The Arkansas commands were mainly in the third corps, Hardee's, which was made up as follows: First brigade, Brig.-Gen. T. C. Hindman, Col. R. G. Shaver—Second Arkansas, Col. D. C. Govan, Maj. Reuben F. Harvey; Sixth Arkansas, Col. A. T. Hawthornssippi brigade. McNair's brigade, returned from Mississippi, was in Bushrod Johnson's division of Buckner's corps. General Hindman commanded a division of Mississippi and Alabama troops. Lieutenant-General Hill, placing Breckinridge at Lafayettntains into McLemore's cove, west of Cleburne's position. Cleburne was sent forward to attack from the east, as soon as Hindman opened fire from the north; but there were unfortunate delays and misunderstandings, so that when Cleburne was put in aceld until the close of the war. His brigade was consolidated with the brigade of General Govan, also of Helena, formerly Hindman's lieutenant. On the 27th of June, General Sherman made an assault on the Confederate line on Kenesaw mountain, begin
d the surgeons of the Confederate army assigned to duty in the TransMissis-sippi department from the date of the following order of the general commanding: Special orders, no. 11. [Extract.] Headquarters Trans-Mississippi Department, Little Rock, June 9, 1862. The following-named surgeons are assigned to duty and will constitute the Army Medical Board for the Trans-Mississippi department: Surgeons G. W. Lawrence, P. O. Hooper, W. M. Lawrence. By order of secretary of war. T. C. Hindman, Major-General Commanding. R. C. Newton, Acting Adjutant-General. Record of the Army Medical Board for the TransMissis-sippi department, 1862, 1863, 1864, Little Rock, Ark.: Special orders, no. 32. [Extract. ] Adjutant General's Office, Richmond, February 7, 1863. The following medical officers are detailed as an army medical board for the examination of officers in the Trans-Mississippi department, and applicants for appointment in the medical department invited by the
ness at Atlanta, Ga., where he died about 1894. Major-General Thomas Carmichael Hindman Major-General Thomas Carmichael Hindman was borMajor-General Thomas Carmichael Hindman was born in Tennessee in November, 1818. He received a common school education, then studied law and moved to Mississippi.

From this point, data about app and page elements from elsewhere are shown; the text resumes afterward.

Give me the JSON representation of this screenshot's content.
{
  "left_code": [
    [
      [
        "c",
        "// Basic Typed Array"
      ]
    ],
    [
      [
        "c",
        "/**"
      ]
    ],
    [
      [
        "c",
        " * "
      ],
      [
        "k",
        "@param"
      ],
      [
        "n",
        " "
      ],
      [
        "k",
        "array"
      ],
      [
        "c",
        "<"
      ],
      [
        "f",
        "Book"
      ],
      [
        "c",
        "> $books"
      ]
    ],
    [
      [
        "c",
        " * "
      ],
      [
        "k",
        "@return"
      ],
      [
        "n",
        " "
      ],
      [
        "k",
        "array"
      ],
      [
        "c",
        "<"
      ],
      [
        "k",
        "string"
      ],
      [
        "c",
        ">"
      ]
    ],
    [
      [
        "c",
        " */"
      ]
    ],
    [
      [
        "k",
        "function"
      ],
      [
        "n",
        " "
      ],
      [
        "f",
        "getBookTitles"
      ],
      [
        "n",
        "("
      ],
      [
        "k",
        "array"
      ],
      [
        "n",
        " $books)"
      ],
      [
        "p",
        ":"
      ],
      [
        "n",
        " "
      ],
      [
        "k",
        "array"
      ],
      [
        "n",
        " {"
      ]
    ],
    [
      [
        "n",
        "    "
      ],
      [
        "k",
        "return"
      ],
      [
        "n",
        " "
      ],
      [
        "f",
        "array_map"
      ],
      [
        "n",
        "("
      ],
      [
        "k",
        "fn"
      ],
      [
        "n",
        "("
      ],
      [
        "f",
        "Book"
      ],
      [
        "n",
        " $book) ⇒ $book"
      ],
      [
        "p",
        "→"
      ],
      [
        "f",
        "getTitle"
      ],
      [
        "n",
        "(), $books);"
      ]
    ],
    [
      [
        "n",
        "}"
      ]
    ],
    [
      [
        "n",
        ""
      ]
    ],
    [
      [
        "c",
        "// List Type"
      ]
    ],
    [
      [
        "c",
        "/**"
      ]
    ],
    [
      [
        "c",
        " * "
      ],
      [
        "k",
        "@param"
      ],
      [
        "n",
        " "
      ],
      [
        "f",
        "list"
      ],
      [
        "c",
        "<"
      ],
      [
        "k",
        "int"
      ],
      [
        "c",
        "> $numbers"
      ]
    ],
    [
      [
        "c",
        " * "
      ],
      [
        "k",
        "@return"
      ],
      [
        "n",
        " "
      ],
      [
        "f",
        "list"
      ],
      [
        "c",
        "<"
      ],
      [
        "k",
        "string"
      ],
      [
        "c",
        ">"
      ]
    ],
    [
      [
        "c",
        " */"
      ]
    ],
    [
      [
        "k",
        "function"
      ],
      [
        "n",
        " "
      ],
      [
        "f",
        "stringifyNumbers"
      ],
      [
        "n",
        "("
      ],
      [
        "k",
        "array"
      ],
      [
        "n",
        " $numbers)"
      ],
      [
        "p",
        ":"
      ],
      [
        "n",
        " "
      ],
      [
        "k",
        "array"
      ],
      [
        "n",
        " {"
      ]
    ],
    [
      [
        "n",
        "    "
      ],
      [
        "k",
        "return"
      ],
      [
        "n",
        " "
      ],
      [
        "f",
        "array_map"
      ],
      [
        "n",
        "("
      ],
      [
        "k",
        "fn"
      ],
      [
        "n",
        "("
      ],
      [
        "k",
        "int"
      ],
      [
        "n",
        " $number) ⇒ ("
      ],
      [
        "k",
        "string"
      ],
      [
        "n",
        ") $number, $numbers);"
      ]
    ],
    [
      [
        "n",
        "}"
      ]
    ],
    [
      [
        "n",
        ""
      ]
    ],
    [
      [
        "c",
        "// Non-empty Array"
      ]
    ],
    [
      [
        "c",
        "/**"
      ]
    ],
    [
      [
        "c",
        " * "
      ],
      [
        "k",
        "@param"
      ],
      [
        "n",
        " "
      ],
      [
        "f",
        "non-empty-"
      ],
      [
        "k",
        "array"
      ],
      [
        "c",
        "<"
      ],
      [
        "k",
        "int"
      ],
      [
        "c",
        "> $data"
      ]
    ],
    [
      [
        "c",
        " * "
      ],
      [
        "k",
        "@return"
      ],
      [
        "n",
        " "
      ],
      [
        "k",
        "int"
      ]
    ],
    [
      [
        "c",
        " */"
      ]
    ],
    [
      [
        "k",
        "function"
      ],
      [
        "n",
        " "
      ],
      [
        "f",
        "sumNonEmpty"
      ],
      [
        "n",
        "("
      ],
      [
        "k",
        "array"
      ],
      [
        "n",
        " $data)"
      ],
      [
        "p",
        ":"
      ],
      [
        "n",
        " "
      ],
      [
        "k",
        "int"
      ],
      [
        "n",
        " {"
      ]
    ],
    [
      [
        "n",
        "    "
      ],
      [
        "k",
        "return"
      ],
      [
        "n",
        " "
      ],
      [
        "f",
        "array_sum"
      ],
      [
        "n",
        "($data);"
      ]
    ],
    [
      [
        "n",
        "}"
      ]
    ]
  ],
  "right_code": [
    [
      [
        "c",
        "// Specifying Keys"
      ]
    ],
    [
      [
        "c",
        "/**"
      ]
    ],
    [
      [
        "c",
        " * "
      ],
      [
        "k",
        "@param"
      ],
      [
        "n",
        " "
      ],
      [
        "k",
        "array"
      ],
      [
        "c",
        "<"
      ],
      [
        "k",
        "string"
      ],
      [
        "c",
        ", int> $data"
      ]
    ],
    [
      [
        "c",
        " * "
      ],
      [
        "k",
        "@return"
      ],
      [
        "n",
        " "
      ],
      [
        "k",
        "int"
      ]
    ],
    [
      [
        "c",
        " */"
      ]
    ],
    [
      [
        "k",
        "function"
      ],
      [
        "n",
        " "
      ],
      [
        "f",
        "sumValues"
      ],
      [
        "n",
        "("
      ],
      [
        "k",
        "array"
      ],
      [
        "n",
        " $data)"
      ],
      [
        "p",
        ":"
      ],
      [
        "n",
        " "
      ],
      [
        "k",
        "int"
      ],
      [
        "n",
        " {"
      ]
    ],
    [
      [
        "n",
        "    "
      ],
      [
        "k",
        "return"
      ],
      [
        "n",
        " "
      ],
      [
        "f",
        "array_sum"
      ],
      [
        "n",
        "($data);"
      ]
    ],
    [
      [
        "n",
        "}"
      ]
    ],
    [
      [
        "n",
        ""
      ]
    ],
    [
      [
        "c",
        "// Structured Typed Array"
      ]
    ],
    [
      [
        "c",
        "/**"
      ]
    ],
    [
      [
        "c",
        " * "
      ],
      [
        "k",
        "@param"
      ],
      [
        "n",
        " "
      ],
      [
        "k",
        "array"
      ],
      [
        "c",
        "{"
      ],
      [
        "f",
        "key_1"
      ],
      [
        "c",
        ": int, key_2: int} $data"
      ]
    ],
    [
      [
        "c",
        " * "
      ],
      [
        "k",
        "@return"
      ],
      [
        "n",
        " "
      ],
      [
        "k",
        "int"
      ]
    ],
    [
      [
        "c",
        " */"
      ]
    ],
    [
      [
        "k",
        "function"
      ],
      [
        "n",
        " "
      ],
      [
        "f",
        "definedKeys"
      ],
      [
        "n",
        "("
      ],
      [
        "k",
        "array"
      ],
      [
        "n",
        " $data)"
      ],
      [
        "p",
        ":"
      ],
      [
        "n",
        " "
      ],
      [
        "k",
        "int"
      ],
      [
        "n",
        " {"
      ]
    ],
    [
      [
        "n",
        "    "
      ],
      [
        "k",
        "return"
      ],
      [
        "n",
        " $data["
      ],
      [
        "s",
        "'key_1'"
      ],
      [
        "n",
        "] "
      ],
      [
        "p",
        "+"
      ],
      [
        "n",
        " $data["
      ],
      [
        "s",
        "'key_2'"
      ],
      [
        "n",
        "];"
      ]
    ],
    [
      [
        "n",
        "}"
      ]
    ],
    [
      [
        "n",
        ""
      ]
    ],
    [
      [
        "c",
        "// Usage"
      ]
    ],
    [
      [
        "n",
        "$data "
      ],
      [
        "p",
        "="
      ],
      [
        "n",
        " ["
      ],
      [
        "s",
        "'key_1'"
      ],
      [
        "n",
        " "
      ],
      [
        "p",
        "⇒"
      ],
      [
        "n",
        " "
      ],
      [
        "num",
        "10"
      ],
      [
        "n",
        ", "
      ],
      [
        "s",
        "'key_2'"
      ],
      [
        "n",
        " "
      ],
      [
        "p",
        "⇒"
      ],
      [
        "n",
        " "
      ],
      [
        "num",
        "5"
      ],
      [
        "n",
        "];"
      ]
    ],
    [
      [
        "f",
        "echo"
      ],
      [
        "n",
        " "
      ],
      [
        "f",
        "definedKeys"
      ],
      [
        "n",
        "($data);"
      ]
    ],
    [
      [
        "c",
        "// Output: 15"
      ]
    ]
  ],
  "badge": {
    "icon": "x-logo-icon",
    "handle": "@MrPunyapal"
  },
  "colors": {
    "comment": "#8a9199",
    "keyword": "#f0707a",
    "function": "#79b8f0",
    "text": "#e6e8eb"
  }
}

He was engaged in his pmes was sent to take command of the Trans-Mississippi department. Hindman, going into western Arkansas, was about to lead an expedition intovision at Chickamauga. There and all through the Atlanta campaign Hindman and his division were found among the bravest and the best. Afterin the district of North Mississippi. At the close of the war General Hindman went to Mexico, but in 1867 returned to the United States and d his commission, on account of some unpleasant relations with General Hindman, and appealed to the authorities at Richmond, when the dispute forces he had together, the best he might. This he did until General Hindman came, and bringing order out of chaos, succeeded by his peculi